An exhibition of fanzines presented Crass between 1976 and 1984 (‘In all our decadence people die’) ran in the New York Boo-Hooray gallery between 30 September and 20 October. The exhibition featured numerous zines, along with original Crass-era artworks by Gee Vaucher and a new audio installation by Penny Rimbaud.
The Boo-Hooray exhibit space is happy to present an exhibition of fanzines and ephemera collected at Dial House, home to the English anarchist punk band Crass, active from 1977-1984. The public and private political stance of Crass was without peer or compromise. Their influence on the lives of misfits, belongers, winners, losers, straights and visionaries across the globe reverberates to this day.
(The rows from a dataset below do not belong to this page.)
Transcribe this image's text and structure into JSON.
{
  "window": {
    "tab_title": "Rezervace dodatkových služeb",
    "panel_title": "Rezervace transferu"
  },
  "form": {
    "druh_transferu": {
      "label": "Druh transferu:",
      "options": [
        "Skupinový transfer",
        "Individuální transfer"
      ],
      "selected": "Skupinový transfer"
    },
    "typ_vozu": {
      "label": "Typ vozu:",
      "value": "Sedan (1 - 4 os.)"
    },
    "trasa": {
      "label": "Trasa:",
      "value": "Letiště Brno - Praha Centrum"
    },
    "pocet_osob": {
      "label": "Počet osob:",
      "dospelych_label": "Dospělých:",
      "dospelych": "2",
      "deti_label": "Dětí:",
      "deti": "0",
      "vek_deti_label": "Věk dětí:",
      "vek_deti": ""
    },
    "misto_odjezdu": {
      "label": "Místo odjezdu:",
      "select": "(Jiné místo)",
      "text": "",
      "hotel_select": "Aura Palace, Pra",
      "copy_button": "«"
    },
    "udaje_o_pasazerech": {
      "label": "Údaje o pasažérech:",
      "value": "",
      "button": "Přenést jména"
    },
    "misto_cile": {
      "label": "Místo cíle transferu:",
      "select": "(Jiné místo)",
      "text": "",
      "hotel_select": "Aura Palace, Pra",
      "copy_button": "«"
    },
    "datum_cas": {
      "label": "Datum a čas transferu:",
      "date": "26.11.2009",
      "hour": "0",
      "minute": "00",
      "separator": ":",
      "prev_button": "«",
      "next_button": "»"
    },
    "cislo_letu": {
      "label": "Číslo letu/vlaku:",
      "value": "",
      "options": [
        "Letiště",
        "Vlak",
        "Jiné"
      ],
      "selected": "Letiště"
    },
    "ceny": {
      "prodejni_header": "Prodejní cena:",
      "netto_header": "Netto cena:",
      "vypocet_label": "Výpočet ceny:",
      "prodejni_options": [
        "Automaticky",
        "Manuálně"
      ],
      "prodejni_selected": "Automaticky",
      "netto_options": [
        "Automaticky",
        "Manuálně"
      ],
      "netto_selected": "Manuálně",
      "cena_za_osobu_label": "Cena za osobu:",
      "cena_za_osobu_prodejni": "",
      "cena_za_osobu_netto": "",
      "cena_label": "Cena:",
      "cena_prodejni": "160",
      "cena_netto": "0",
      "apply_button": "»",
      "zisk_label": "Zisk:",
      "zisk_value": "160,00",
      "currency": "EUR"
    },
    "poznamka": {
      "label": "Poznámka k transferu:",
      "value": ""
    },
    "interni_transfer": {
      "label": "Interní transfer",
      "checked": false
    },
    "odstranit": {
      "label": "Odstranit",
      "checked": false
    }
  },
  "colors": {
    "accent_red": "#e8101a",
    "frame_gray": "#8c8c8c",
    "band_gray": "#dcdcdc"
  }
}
Dial House has been running as a creative centre since the late 1960’s and was instigated by the poet, philosopher and Crass drummer/lyricist, Penny Rimbaud. The Crass/Dial House fanzine archive, saved by Gee Vaucher, consists of approximately 3000 fanzines, broadsides, pamphlets and flyers, as well as posters, manuscript and original artwork. The materials were sent or given to the anarcho-punk group Crass during the years 1977 to 1984 from all over the world. The archive also includes later publications mailed to Dial House during the 1980’s and 1990’s. The show illustrates and demonstrates the immediacy and potency of these grassroots activist punk artworks from an era which was pre-computer and, in some cases, pre-xerox. In addition, related original artworks by Gee from her ground-breaking “nihilist newspaper for the living,” International Anthem, are also included.